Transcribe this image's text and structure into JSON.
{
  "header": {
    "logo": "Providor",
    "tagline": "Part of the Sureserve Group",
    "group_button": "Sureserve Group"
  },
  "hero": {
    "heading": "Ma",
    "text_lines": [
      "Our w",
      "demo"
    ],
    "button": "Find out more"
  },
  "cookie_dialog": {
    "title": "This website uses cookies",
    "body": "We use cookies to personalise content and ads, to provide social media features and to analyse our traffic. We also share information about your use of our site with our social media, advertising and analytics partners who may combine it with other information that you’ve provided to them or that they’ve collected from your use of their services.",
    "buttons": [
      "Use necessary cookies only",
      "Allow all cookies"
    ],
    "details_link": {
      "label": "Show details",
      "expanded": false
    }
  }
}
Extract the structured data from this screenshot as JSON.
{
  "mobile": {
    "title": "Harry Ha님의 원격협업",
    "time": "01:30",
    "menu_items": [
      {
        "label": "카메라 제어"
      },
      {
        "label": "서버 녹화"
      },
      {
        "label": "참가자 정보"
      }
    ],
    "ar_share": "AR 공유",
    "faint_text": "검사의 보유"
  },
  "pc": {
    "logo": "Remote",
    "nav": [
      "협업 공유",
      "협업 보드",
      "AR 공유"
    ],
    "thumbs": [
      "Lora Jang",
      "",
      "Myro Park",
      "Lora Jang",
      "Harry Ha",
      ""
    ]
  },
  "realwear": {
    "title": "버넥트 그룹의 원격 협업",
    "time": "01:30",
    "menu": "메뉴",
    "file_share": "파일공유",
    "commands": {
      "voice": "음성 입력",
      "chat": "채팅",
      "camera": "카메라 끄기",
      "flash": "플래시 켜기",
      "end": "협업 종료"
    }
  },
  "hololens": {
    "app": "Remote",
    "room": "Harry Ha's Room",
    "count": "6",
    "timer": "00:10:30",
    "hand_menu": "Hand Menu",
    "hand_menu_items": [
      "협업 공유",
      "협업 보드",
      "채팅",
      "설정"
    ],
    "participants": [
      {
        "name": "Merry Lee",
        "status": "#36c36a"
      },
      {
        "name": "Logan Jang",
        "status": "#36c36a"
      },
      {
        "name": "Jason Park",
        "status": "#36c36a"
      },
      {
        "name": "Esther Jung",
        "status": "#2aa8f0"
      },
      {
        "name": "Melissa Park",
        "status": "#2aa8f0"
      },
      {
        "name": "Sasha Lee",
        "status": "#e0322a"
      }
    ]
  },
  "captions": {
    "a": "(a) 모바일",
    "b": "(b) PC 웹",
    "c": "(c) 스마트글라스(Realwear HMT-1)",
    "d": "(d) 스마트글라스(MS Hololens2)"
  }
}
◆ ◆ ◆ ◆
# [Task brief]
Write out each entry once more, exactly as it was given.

# [Solved problem]
Transcribe this image's text and structure into JSON.
{
  "header": {
    "logo": "Providor",
    "tagline": "Part of the Sureserve Group",
    "group_button": "Sureserve Group"
  },
  "hero": {
    "heading": "Ma",
    "text_lines": [
      "Our w",
      "demo"
    ],
    "button": "Find out more"
  },
  "cookie_dialog": {
    "title": "This website uses cookies",
    "body": "We use cookies to personalise content and ads, to provide social media features and to analyse our traffic. We also share information about your use of our site with our social media, advertising and analytics partners who may combine it with other information that you’ve provided to them or that they’ve collected from your use of their services.",
    "buttons": [
      "Use necessary cookies only",
      "Allow all cookies"
    ],
    "details_link": {
      "label": "Show details",
      "expanded": false
    }
  }
}
Extract the structured data from this screenshot as JSON.
{
  "mobile": {
    "title": "Harry Ha님의 원격협업",
    "time": "01:30",
    "menu_items": [
      {
        "label": "카메라 제어"
      },
      {
        "label": "서버 녹화"
      },
      {
        "label": "참가자 정보"
      }
    ],
    "ar_share": "AR 공유",
    "faint_text": "검사의 보유"
  },
  "pc": {
    "logo": "Remote",
    "nav": [
      "협업 공유",
      "협업 보드",
      "AR 공유"
    ],
    "thumbs": [
      "Lora Jang",
      "",
      "Myro Park",
      "Lora Jang",
      "Harry Ha",
      ""
    ]
  },
  "realwear": {
    "title": "버넥트 그룹의 원격 협업",
    "time": "01:30",
    "menu": "메뉴",
    "file_share": "파일공유",
    "commands": {
      "voice": "음성 입력",
      "chat": "채팅",
      "camera": "카메라 끄기",
      "flash": "플래시 켜기",
      "end": "협업 종료"
    }
  },
  "hololens": {
    "app": "Remote",
    "room": "Harry Ha's Room",
    "count": "6",
    "timer": "00:10:30",
    "hand_menu": "Hand Menu",
    "hand_menu_items": [
      "협업 공유",
      "협업 보드",
      "채팅",
      "설정"
    ],
    "participants": [
      {
        "name": "Merry Lee",
        "status": "#36c36a"
      },
      {
        "name": "Logan Jang",
        "status": "#36c36a"
      },
      {
        "name": "Jason Park",
        "status": "#36c36a"
      },
      {
        "name": "Esther Jung",
        "status": "#2aa8f0"
      },
      {
        "name": "Melissa Park",
        "status": "#2aa8f0"
      },
      {
        "name": "Sasha Lee",
        "status": "#e0322a"
      }
    ]
  },
  "captions": {
    "a": "(a) 모바일",
    "b": "(b) PC 웹",
    "c": "(c) 스마트글라스(Realwear HMT-1)",
    "d": "(d) 스마트글라스(MS Hololens2)"
  }
}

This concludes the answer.